But wait, there’s more (bad news)! The next ingredient Reb A (Stevia Extract) is apparently also suspect! According to the patent application Coca-Cola used to obtain approval to use Reb A in their products (see here) they use a very un-natural process for purifying the stevia leaf that includes the use of acetone, ethanol (what you put in your gas tank) and isopropanol (rubbing alcohol). Seriously???!!!!!
The third ingredient is Cellulose Powder. Pretty safe, right? According to wikipedia, cellulose powder is “An insoluble dietary fiber that is a tasteless, odorless & colorless powder produced from naturally occurring components of plants.” Basically it is just a filler so you feel like you are getting more than you really are. Okay, but what kind of plant does it come from? It’s hard to know where the producer of any commercial product gets it’s powdered cellulose (trade secrets?). Traditionally, powdered cellulose has come from wood, but lately the trend has been to make the cellulose powder from cornstalks. Unfortunately, according to Margie Kelly of the Huffington Post (see article here), “Corn is the No. 1 crop grown in the U.S. and nearly all of it — 88 percent — is genetically modified.” Oh no – GMO!
And who knows what is in those “natural flavors”! Wow, I wish I had read (and understood) the label before I bought this for hubby’s coffee!
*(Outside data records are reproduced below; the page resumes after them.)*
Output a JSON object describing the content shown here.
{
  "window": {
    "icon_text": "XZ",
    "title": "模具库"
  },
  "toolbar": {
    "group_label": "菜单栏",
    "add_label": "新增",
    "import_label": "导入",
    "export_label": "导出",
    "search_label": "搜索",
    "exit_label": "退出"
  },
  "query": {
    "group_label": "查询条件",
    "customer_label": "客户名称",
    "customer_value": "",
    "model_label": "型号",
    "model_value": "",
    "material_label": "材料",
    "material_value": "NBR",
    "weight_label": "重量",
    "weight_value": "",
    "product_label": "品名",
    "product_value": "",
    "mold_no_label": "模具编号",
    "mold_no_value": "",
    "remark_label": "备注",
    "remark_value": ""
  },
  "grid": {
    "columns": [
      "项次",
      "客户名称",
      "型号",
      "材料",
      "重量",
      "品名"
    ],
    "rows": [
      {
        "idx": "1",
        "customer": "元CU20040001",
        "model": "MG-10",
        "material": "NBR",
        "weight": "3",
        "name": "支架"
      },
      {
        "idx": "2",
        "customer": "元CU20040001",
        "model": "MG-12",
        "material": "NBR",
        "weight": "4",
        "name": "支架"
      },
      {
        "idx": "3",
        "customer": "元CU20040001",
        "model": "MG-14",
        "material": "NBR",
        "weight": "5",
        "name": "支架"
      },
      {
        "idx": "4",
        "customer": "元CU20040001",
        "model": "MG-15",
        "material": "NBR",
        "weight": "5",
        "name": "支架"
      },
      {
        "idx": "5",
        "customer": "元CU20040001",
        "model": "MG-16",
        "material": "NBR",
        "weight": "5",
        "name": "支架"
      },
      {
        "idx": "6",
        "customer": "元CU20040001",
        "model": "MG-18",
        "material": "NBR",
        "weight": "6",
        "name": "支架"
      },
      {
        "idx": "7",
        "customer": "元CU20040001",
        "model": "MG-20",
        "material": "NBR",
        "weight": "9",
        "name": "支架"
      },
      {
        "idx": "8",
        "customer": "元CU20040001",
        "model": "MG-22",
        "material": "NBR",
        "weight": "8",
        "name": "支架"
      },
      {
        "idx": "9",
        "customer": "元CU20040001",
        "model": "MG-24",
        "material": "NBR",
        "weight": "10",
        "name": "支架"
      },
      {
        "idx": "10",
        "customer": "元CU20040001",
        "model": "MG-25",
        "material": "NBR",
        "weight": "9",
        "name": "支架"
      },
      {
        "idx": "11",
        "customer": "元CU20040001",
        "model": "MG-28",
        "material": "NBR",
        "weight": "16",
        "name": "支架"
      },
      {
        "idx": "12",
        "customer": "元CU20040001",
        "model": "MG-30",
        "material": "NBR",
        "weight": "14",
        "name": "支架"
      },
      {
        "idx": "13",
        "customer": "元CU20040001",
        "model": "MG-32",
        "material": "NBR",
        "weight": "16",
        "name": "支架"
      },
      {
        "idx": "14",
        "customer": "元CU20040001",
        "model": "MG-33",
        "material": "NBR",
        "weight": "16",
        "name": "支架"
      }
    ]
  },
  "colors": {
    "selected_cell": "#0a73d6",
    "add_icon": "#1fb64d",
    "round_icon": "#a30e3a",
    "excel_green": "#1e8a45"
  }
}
Well – since one of our self-sufficient goals is to be able to grow our own food organically with heirloom, non-GMO seeds, I figure we should find a way to sweeten what we eat in a natural way. We are going to have two bee hives next spring for honey, and according to Lisa Lynn of The Self Sufficient HomeAcre and The Prepper Project (see post here) I can grow sugar beets and make my own grannulated sugar. But I wanted another alternative – thus the Stevia.
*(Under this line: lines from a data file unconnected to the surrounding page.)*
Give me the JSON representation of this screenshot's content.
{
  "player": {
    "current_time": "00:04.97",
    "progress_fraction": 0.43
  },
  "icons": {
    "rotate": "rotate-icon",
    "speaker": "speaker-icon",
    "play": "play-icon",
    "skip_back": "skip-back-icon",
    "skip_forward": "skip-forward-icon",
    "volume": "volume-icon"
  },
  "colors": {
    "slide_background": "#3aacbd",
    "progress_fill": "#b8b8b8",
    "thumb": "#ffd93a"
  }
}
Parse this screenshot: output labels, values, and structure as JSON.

I bought my seeds from The Peaceful Valley Nursery in Nevada City on the day that we picked up our new almond and walnut trees. Everything I have read said that germinating the seeds may not be the easiest task, but I didn’t have any trouble getting two out of the three seeds planted to germinate. After a couple of weeks I transplanted the two seedlings out into the garden.
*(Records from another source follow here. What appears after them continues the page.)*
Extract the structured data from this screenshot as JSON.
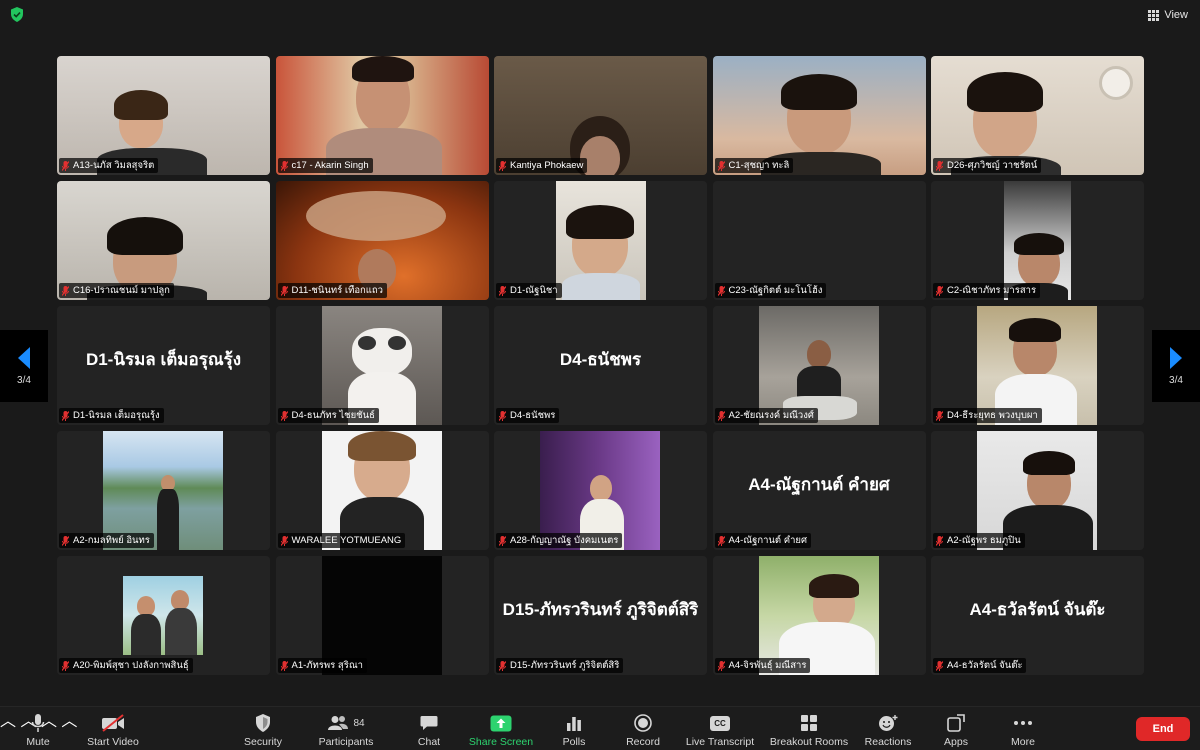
{
  "topbar": {
    "view_label": "View"
  },
  "pager": {
    "left": "3/4",
    "right": "3/4"
  },
  "tiles": [
    {
      "name": "A13-นภัส วิมลสุจริต"
    },
    {
      "name": "c17 - Akarin Singh"
    },
    {
      "name": "Kantiya Phokaew"
    },
    {
      "name": "C1-สุชญา ทะลิ"
    },
    {
      "name": "D26-ศุภวิชญ์ วาชรัตน์"
    },
    {
      "name": "C16-ปราณชนม์ มาปลูก"
    },
    {
      "name": "D11-ชนินทร์ เทือกแถว"
    },
    {
      "name": "D1-ณัฐนิชา"
    },
    {
      "name": "C23-ณัฐกิตต์ มะโนโฮ้ง"
    },
    {
      "name": "C2-ณิชาภัทร มารสาร"
    },
    {
      "name": "D1-นิรมล เต็มอรุณรุ้ง",
      "display": "D1-นิรมล เต็มอรุณรุ้ง"
    },
    {
      "name": "D4-ธนภัทร ไชยชันธ์"
    },
    {
      "name": "D4-ธนัชพร",
      "display": "D4-ธนัชพร"
    },
    {
      "name": "A2-ชัยณรงค์ มณีวงศ์"
    },
    {
      "name": "D4-ธีระยุทธ พวงบุบผา"
    },
    {
      "name": "A2-กมลทิพย์ อินทร"
    },
    {
      "name": "WARALEE YOTMUEANG"
    },
    {
      "name": "A28-กัญญาณัฐ บังคมเนตร"
    },
    {
      "name": "A4-ณัฐกานต์ คำยศ",
      "display": "A4-ณัฐกานต์ คำยศ"
    },
    {
      "name": "A2-ณัฐพร ธมภูปิน"
    },
    {
      "name": "A20-พิมพ์สุชา ปงลังกาพสินธุ์"
    },
    {
      "name": "A1-ภัทรพร สุริณา"
    },
    {
      "name": "D15-ภัทรวรินทร์ ภูริจิตต์สิริ",
      "display": "D15-ภัทรวรินทร์ ภูริจิตต์สิริ"
    },
    {
      "name": "A4-จิรพันธุ์ มณีสาร"
    },
    {
      "name": "A4-ธวัลรัตน์ จันต๊ะ",
      "display": "A4-ธวัลรัตน์ จันต๊ะ"
    }
  ],
  "toolbar": {
    "mute": "Mute",
    "start_video": "Start Video",
    "security": "Security",
    "participants": "Participants",
    "participants_count": "84",
    "chat": "Chat",
    "share_screen": "Share Screen",
    "polls": "Polls",
    "record": "Record",
    "live_transcript": "Live Transcript",
    "breakout_rooms": "Breakout Rooms",
    "reactions": "Reactions",
    "apps": "Apps",
    "more": "More",
    "end": "End",
    "cc_glyph": "CC"
  },
  "colors": {
    "accent_green": "#2dd36f",
    "end_red": "#e02828",
    "arrow_blue": "#1a8cff",
    "mic_red": "#e23030"
  }
}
At this time they seem to be growing very s l o w l y…..
But, they are growing, afterall. I think the squash may be shading it too much, so I am going to pull back the squash later today. In the meantime I have been researching ways to extract the sweetness from the plant. I have found several blogs with different extraction methods and I hope to be able to try a few of them.The first website I found that had step by step instructions on extracting the sweetness from the Stevia leaves was Food Renegade. The instructions on this site use Vodka 😉 to get a sweeter result than just plain water. On another website – Cheap Vegetable Gardener – the article shows how to make stevia powder. Basically, all you do is dry the leaves then pulverize them in a blender or coffee grinder! Sounds simple enough!
But then, how do I use it? Well, I found a handy, dandy chart someone gave me when they heard I was growing stevia (sorry, I don’t know who to give Kudos to):
Stevia is available in powder form or liquid form. Here is a basic conversion chart:
Sugar ———— Powdered Stevia————- Liquid Stevia
1 cup————–1 teaspoon——————-1 teaspoon
1 tablespoon——-1/4 teaspoon—————–6 – 9 drops
1 teaspoon———1/16 teaspoon—————-2- 4 drops
Okay, but I’ve heard that it can be tricky to cook with and I wondered if there were any recipes to use this stuff. Yup. A general internet search will bring up hundreds of recipes. One place to start is the website Food.com. They have almost 500 recipes that use both the liquid and powdered form of stevia.
Hooray! Between the honey, stevia and possibly a little beet sugar, I should never have to buy sugar again! That makes me feel self sufficient and frugal at the same time! 🙂
Now, if I can just get my plants to grow faster! Any suggestions?